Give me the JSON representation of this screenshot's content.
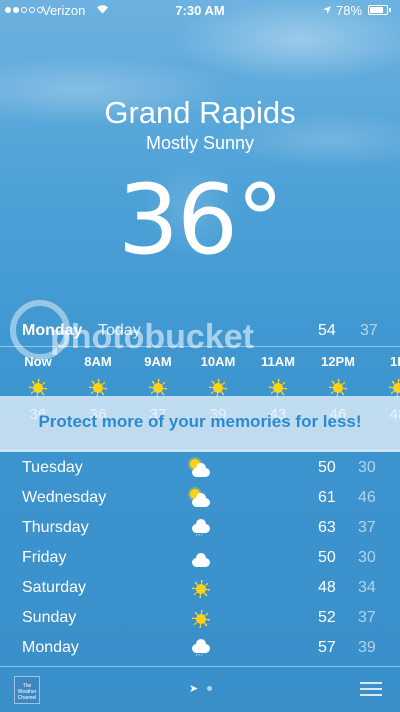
{
  "status_bar": {
    "carrier": "Verizon",
    "time": "7:30 AM",
    "battery_percent": "78%",
    "battery_level": 0.78,
    "signal_bars_filled": 2,
    "signal_bars_total": 5
  },
  "location": {
    "city": "Grand Rapids",
    "condition": "Mostly Sunny",
    "temperature": "36°"
  },
  "today": {
    "day": "Monday",
    "label": "Today",
    "high": "54",
    "low": "37"
  },
  "hourly": [
    {
      "time": "Now",
      "icon": "sun-icon",
      "temp": "36"
    },
    {
      "time": "8AM",
      "icon": "sun-icon",
      "temp": "36"
    },
    {
      "time": "9AM",
      "icon": "sun-icon",
      "temp": "37"
    },
    {
      "time": "10AM",
      "icon": "sun-icon",
      "temp": "39"
    },
    {
      "time": "11AM",
      "icon": "sun-icon",
      "temp": "43"
    },
    {
      "time": "12PM",
      "icon": "sun-icon",
      "temp": "46"
    },
    {
      "time": "1P",
      "icon": "sun-icon",
      "temp": "48"
    }
  ],
  "banner": {
    "text": "Protect more of your memories for less!"
  },
  "watermark": {
    "text": "photobucket"
  },
  "daily": [
    {
      "day": "Tuesday",
      "icon": "partly-cloudy-icon",
      "high": "50",
      "low": "30"
    },
    {
      "day": "Wednesday",
      "icon": "partly-cloudy-icon",
      "high": "61",
      "low": "46"
    },
    {
      "day": "Thursday",
      "icon": "rain-icon",
      "high": "63",
      "low": "37"
    },
    {
      "day": "Friday",
      "icon": "cloud-icon",
      "high": "50",
      "low": "30"
    },
    {
      "day": "Saturday",
      "icon": "sun-icon",
      "high": "48",
      "low": "34"
    },
    {
      "day": "Sunday",
      "icon": "sun-icon",
      "high": "52",
      "low": "37"
    },
    {
      "day": "Monday",
      "icon": "rain-icon",
      "high": "57",
      "low": "39"
    }
  ],
  "bottom_bar": {
    "logo_text": "The Weather Channel"
  },
  "colors": {
    "sky_top": "#6db2e0",
    "sky_bottom": "#3a8fc9",
    "sun": "#ffd21a",
    "banner_text": "#2a8bd1"
  }
}
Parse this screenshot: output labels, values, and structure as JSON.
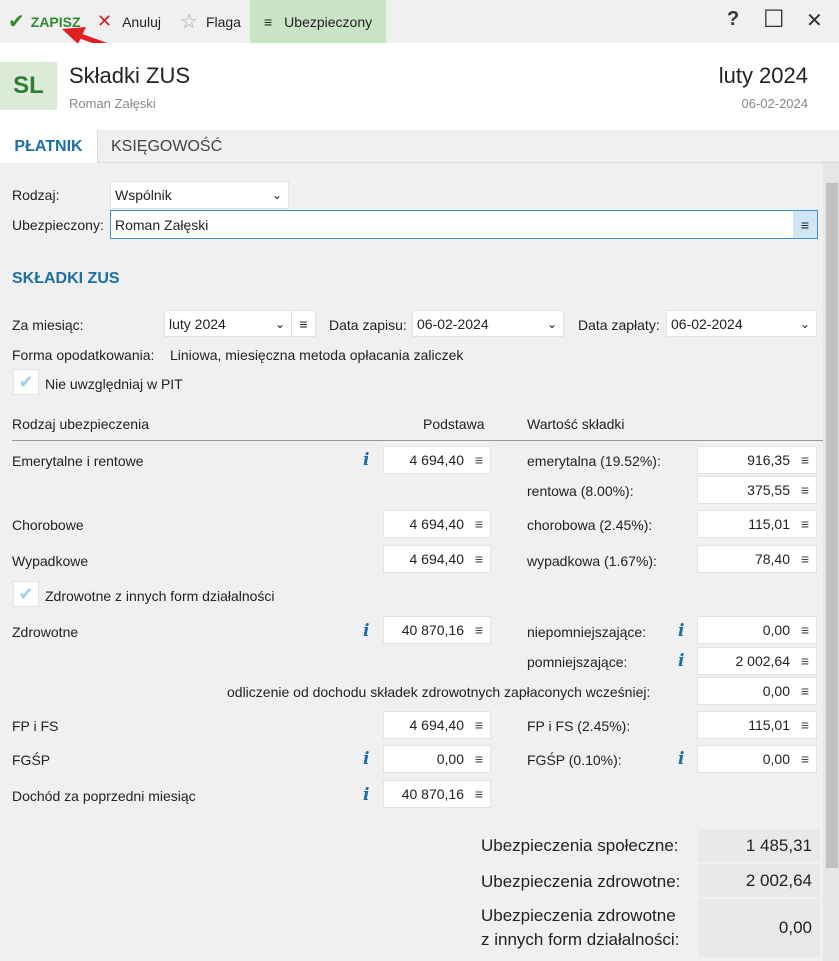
{
  "toolbar": {
    "save": "ZAPISZ",
    "cancel": "Anuluj",
    "flag": "Flaga",
    "insured": "Ubezpieczony",
    "help": "?",
    "maximize": "☐",
    "close": "✕"
  },
  "header": {
    "avatar": "SL",
    "title": "Składki ZUS",
    "subtitle": "Roman Załęski",
    "month": "luty 2024",
    "date": "06-02-2024"
  },
  "tabs": [
    "PŁATNIK",
    "KSIĘGOWOŚĆ"
  ],
  "form": {
    "rodzaj_label": "Rodzaj:",
    "rodzaj_value": "Wspólnik",
    "ubezpieczony_label": "Ubezpieczony:",
    "ubezpieczony_value": "Roman Załęski"
  },
  "section": {
    "title": "SKŁADKI ZUS",
    "za_miesiac_label": "Za miesiąc:",
    "za_miesiac_value": "luty 2024",
    "data_zapisu_label": "Data zapisu:",
    "data_zapisu_value": "06-02-2024",
    "data_zaplaty_label": "Data zapłaty:",
    "data_zaplaty_value": "06-02-2024",
    "forma_label": "Forma opodatkowania:",
    "forma_value": "Liniowa, miesięczna metoda opłacania zaliczek",
    "nie_uwzgledniaj": "Nie uwzględniaj w PIT",
    "col_rodzaj": "Rodzaj ubezpieczenia",
    "col_podstawa": "Podstawa",
    "col_wartosc": "Wartość składki"
  },
  "rows": {
    "emerytalne_label": "Emerytalne i rentowe",
    "emerytalne_podstawa": "4 694,40",
    "emerytalna_label": "emerytalna (19.52%):",
    "emerytalna_value": "916,35",
    "rentowa_label": "rentowa (8.00%):",
    "rentowa_value": "375,55",
    "chorobowe_label": "Chorobowe",
    "chorobowe_podstawa": "4 694,40",
    "chorobowa_label": "chorobowa (2.45%):",
    "chorobowa_value": "115,01",
    "wypadkowe_label": "Wypadkowe",
    "wypadkowe_podstawa": "4 694,40",
    "wypadkowa_label": "wypadkowa (1.67%):",
    "wypadkowa_value": "78,40",
    "zdrowotne_inne": "Zdrowotne z innych form działalności",
    "zdrowotne_label": "Zdrowotne",
    "zdrowotne_podstawa": "40 870,16",
    "niepomniejszajace_label": "niepomniejszające:",
    "niepomniejszajace_value": "0,00",
    "pomniejszajace_label": "pomniejszające:",
    "pomniejszajace_value": "2 002,64",
    "odliczenie_label": "odliczenie od dochodu składek zdrowotnych zapłaconych wcześniej:",
    "odliczenie_value": "0,00",
    "fpfs_label": "FP i FS",
    "fpfs_podstawa": "4 694,40",
    "fpfs_skladka_label": "FP i FS (2.45%):",
    "fpfs_skladka_value": "115,01",
    "fgsp_label": "FGŚP",
    "fgsp_podstawa": "0,00",
    "fgsp_skladka_label": "FGŚP (0.10%):",
    "fgsp_skladka_value": "0,00",
    "dochod_label": "Dochód za poprzedni miesiąc",
    "dochod_value": "40 870,16"
  },
  "summary": {
    "spoleczne_label": "Ubezpieczenia społeczne:",
    "spoleczne_value": "1 485,31",
    "zdrowotne_label": "Ubezpieczenia zdrowotne:",
    "zdrowotne_value": "2 002,64",
    "zdrowotne_inne_label_1": "Ubezpieczenia zdrowotne",
    "zdrowotne_inne_label_2": "z innych form działalności:",
    "zdrowotne_inne_value": "0,00"
  },
  "icons": {
    "menu": "≡",
    "info": "i",
    "chevron": "⌄",
    "check": "✔",
    "x": "✕",
    "star": "☆"
  },
  "colors": {
    "accent_blue": "#1b6fa8",
    "save_green": "#2e8b2e",
    "cancel_red": "#d62020",
    "insured_bg": "#c9e4c5"
  }
}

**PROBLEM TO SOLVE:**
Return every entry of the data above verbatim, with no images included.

**OUTPUT FOR THIS TASK:**
Give me the JSON representation of this screenshot's content.
{
  "status_bar": {
    "carrier": "Verizon",
    "time": "7:30 AM",
    "battery_percent": "78%",
    "battery_level": 0.78,
    "signal_bars_filled": 2,
    "signal_bars_total": 5
  },
  "location": {
    "city": "Grand Rapids",
    "condition": "Mostly Sunny",
    "temperature": "36°"
  },
  "today": {
    "day": "Monday",
    "label": "Today",
    "high": "54",
    "low": "37"
  },
  "hourly": [
    {
      "time": "Now",
      "icon": "sun-icon",
      "temp": "36"
    },
    {
      "time": "8AM",
      "icon": "sun-icon",
      "temp": "36"
    },
    {
      "time": "9AM",
      "icon": "sun-icon",
      "temp": "37"
    },
    {
      "time": "10AM",
      "icon": "sun-icon",
      "temp": "39"
    },
    {
      "time": "11AM",
      "icon": "sun-icon",
      "temp": "43"
    },
    {
      "time": "12PM",
      "icon": "sun-icon",
      "temp": "46"
    },
    {
      "time": "1P",
      "icon": "sun-icon",
      "temp": "48"
    }
  ],
  "banner": {
    "text": "Protect more of your memories for less!"
  },
  "watermark": {
    "text": "photobucket"
  },
  "daily": [
    {
      "day": "Tuesday",
      "icon": "partly-cloudy-icon",
      "high": "50",
      "low": "30"
    },
    {
      "day": "Wednesday",
      "icon": "partly-cloudy-icon",
      "high": "61",
      "low": "46"
    },
    {
      "day": "Thursday",
      "icon": "rain-icon",
      "high": "63",
      "low": "37"
    },
    {
      "day": "Friday",
      "icon": "cloud-icon",
      "high": "50",
      "low": "30"
    },
    {
      "day": "Saturday",
      "icon": "sun-icon",
      "high": "48",
      "low": "34"
    },
    {
      "day": "Sunday",
      "icon": "sun-icon",
      "high": "52",
      "low": "37"
    },
    {
      "day": "Monday",
      "icon": "rain-icon",
      "high": "57",
      "low": "39"
    }
  ],
  "bottom_bar": {
    "logo_text": "The Weather Channel"
  },
  "colors": {
    "sky_top": "#6db2e0",
    "sky_bottom": "#3a8fc9",
    "sun": "#ffd21a",
    "banner_text": "#2a8bd1"
  }
}
Parse this screenshot: output labels, values, and structure as JSON.
{
  "toolbar": {
    "save": "ZAPISZ",
    "cancel": "Anuluj",
    "flag": "Flaga",
    "insured": "Ubezpieczony",
    "help": "?",
    "maximize": "☐",
    "close": "✕"
  },
  "header": {
    "avatar": "SL",
    "title": "Składki ZUS",
    "subtitle": "Roman Załęski",
    "month": "luty 2024",
    "date": "06-02-2024"
  },
  "tabs": [
    "PŁATNIK",
    "KSIĘGOWOŚĆ"
  ],
  "form": {
    "rodzaj_label": "Rodzaj:",
    "rodzaj_value": "Wspólnik",
    "ubezpieczony_label": "Ubezpieczony:",
    "ubezpieczony_value": "Roman Załęski"
  },
  "section": {
    "title": "SKŁADKI ZUS",
    "za_miesiac_label": "Za miesiąc:",
    "za_miesiac_value": "luty 2024",
    "data_zapisu_label": "Data zapisu:",
    "data_zapisu_value": "06-02-2024",
    "data_zaplaty_label": "Data zapłaty:",
    "data_zaplaty_value": "06-02-2024",
    "forma_label": "Forma opodatkowania:",
    "forma_value": "Liniowa, miesięczna metoda opłacania zaliczek",
    "nie_uwzgledniaj": "Nie uwzględniaj w PIT",
    "col_rodzaj": "Rodzaj ubezpieczenia",
    "col_podstawa": "Podstawa",
    "col_wartosc": "Wartość składki"
  },
  "rows": {
    "emerytalne_label": "Emerytalne i rentowe",
    "emerytalne_podstawa": "4 694,40",
    "emerytalna_label": "emerytalna (19.52%):",
    "emerytalna_value": "916,35",
    "rentowa_label": "rentowa (8.00%):",
    "rentowa_value": "375,55",
    "chorobowe_label": "Chorobowe",
    "chorobowe_podstawa": "4 694,40",
    "chorobowa_label": "chorobowa (2.45%):",
    "chorobowa_value": "115,01",
    "wypadkowe_label": "Wypadkowe",
    "wypadkowe_podstawa": "4 694,40",
    "wypadkowa_label": "wypadkowa (1.67%):",
    "wypadkowa_value": "78,40",
    "zdrowotne_inne": "Zdrowotne z innych form działalności",
    "zdrowotne_label": "Zdrowotne",
    "zdrowotne_podstawa": "40 870,16",
    "niepomniejszajace_label": "niepomniejszające:",
    "niepomniejszajace_value": "0,00",
    "pomniejszajace_label": "pomniejszające:",
    "pomniejszajace_value": "2 002,64",
    "odliczenie_label": "odliczenie od dochodu składek zdrowotnych zapłaconych wcześniej:",
    "odliczenie_value": "0,00",
    "fpfs_label": "FP i FS",
    "fpfs_podstawa": "4 694,40",
    "fpfs_skladka_label": "FP i FS (2.45%):",
    "fpfs_skladka_value": "115,01",
    "fgsp_label": "FGŚP",
    "fgsp_podstawa": "0,00",
    "fgsp_skladka_label": "FGŚP (0.10%):",
    "fgsp_skladka_value": "0,00",
    "dochod_label": "Dochód za poprzedni miesiąc",
    "dochod_value": "40 870,16"
  },
  "summary": {
    "spoleczne_label": "Ubezpieczenia społeczne:",
    "spoleczne_value": "1 485,31",
    "zdrowotne_label": "Ubezpieczenia zdrowotne:",
    "zdrowotne_value": "2 002,64",
    "zdrowotne_inne_label_1": "Ubezpieczenia zdrowotne",
    "zdrowotne_inne_label_2": "z innych form działalności:",
    "zdrowotne_inne_value": "0,00"
  },
  "icons": {
    "menu": "≡",
    "info": "i",
    "chevron": "⌄",
    "check": "✔",
    "x": "✕",
    "star": "☆"
  },
  "colors": {
    "accent_blue": "#1b6fa8",
    "save_green": "#2e8b2e",
    "cancel_red": "#d62020",
    "insured_bg": "#c9e4c5"
  }
}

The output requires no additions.